Rolls-Royce Will Debut a Fully Electric Phantom in Geneva
It makes sense that Rolls-Royce has made the commitment to an electric Phantom in light of BMW's focus on electric vehicles. BMW has had a fleet of electric Minis in the United States for the better part of two years.
Rolls-Royce is being vague at this point with information on the 102EX. It has released an image of the Flying Lady hood ornament (see photo) as well as images of the headlamp design and the stylish meter that shows how much battery life is left.
The Rolls-Royce that is making its electric debut is going to be a mule of sorts. This Phantom is going to spend the rest of 2011 touring Europe, the Middle East, Asia and North America to collect data that will help Rolls-Royce decide what its future is going to be in alternative drive-trains. Somehow, it seems odd to think of a Rolls-Royce being absolutely quiet on acceleration.
“We have engineered the world’s first battery electric vehicle for the ultra-luxury segment,” said CEO Torsten Müller-Ötvös, speaking from the company’s headquarters in Goodwood. “With this vehicle, we begin an exploration into alternative drive-trains, seeking clarity on which alternative technologies may be suitable to drive Rolls-Royce motor cars of the future.”
The Rolls-Royce CEO also said it's going to be important for the manufacturer to maintain the brand's noted quality. It needs to develop a vehicle that has all the power and smoothness of a Rolls with absolutely no compromises on interior quality.
Back in the summer of 2009, I had the occasion to drive both the hardtop and softop versions of the Phantom that each cost about $430,000 (or about twice what my wife and I paid for our house and the Dodge and Mazda we drive). Both coupes were incredibly smooth to drive regardless of the road surface.
The Phantom is powered by a 6.75-litre, naturally aspirated, V12 engine (developed by its parent company BMW). It has 450 horsepower and 531 lb. ft. of torque at 3500 rpm. The best feature is 75 percent of engine power is available at just 1000 rpm. That means departures from dead stops are amazingly smooth. You’re never going to chirp the tires in a Rolls Royce, but you are going to achieve a 0-60 time around 5.7 seconds.
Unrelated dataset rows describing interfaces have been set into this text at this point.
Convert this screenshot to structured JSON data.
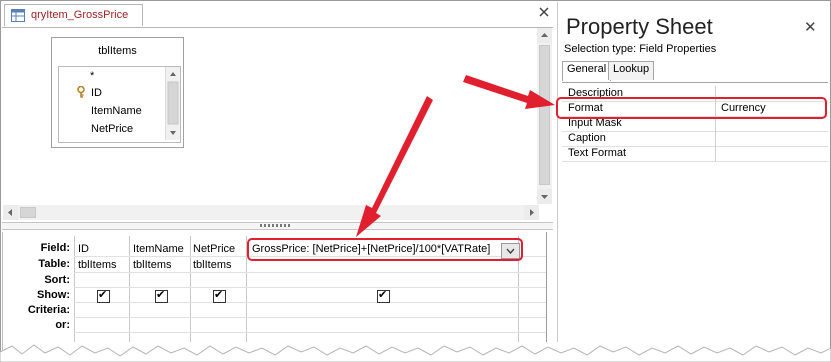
{
  "query_tab": {
    "title": "qryItem_GrossPrice",
    "icon": "query-icon",
    "close_icon": "close-icon"
  },
  "field_list": {
    "table_name": "tblItems",
    "items": [
      {
        "label": "*",
        "key": false
      },
      {
        "label": "ID",
        "key": true
      },
      {
        "label": "ItemName",
        "key": false
      },
      {
        "label": "NetPrice",
        "key": false
      }
    ]
  },
  "grid": {
    "row_labels": [
      "Field:",
      "Table:",
      "Sort:",
      "Show:",
      "Criteria:",
      "or:"
    ],
    "columns": [
      {
        "field": "ID",
        "table": "tblItems",
        "show": true
      },
      {
        "field": "ItemName",
        "table": "tblItems",
        "show": true
      },
      {
        "field": "NetPrice",
        "table": "tblItems",
        "show": true
      },
      {
        "field": "GrossPrice: [NetPrice]+[NetPrice]/100*[VATRate]",
        "table": "",
        "show": true
      }
    ]
  },
  "property_sheet": {
    "title": "Property Sheet",
    "selection_type": "Selection type:  Field Properties",
    "tabs": [
      "General",
      "Lookup"
    ],
    "active_tab": "General",
    "rows": [
      {
        "name": "Description",
        "value": ""
      },
      {
        "name": "Format",
        "value": "Currency"
      },
      {
        "name": "Input Mask",
        "value": ""
      },
      {
        "name": "Caption",
        "value": ""
      },
      {
        "name": "Text Format",
        "value": ""
      }
    ]
  },
  "colors": {
    "highlight": "#e0202e",
    "arrow": "#e0202e",
    "tab_text": "#9b1f1f"
  }
}
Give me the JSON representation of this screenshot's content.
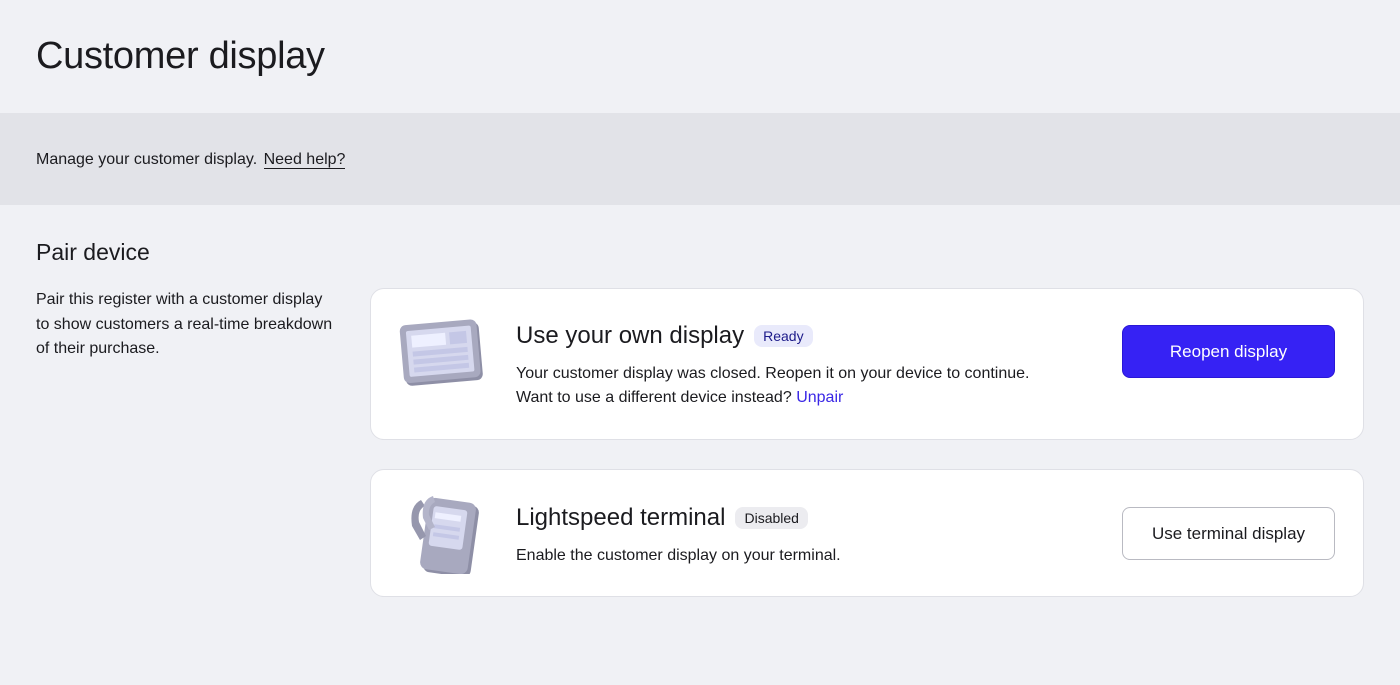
{
  "page": {
    "title": "Customer display"
  },
  "info_bar": {
    "text": "Manage your customer display.",
    "help_link": "Need help?"
  },
  "pair_section": {
    "title": "Pair device",
    "description": "Pair this register with a customer display to show customers a real-time breakdown of their purchase."
  },
  "own_display": {
    "icon": "tablet-icon",
    "title": "Use your own display",
    "badge": "Ready",
    "desc_line1": "Your customer display was closed. Reopen it on your device to continue.",
    "desc_line2": "Want to use a different device instead?",
    "unpair_link": "Unpair",
    "button": "Reopen display"
  },
  "terminal": {
    "icon": "payment-terminal-icon",
    "title": "Lightspeed terminal",
    "badge": "Disabled",
    "desc": "Enable the customer display on your terminal.",
    "button": "Use terminal display"
  },
  "colors": {
    "background": "#f0f1f5",
    "info_bar": "#e2e3e8",
    "primary_button": "#3622f4",
    "link": "#3a27e6",
    "ready_badge_bg": "#e9eafb",
    "disabled_badge_bg": "#ececf0"
  }
}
Any and all roadway imperfections are swallowed up by the Phantom with nary a blip in the passenger compartment. The ride is appropriately floaty, but the driving experience is contained and it feels like you’re driving a much smaller car than its more than 18-foot length would suggest.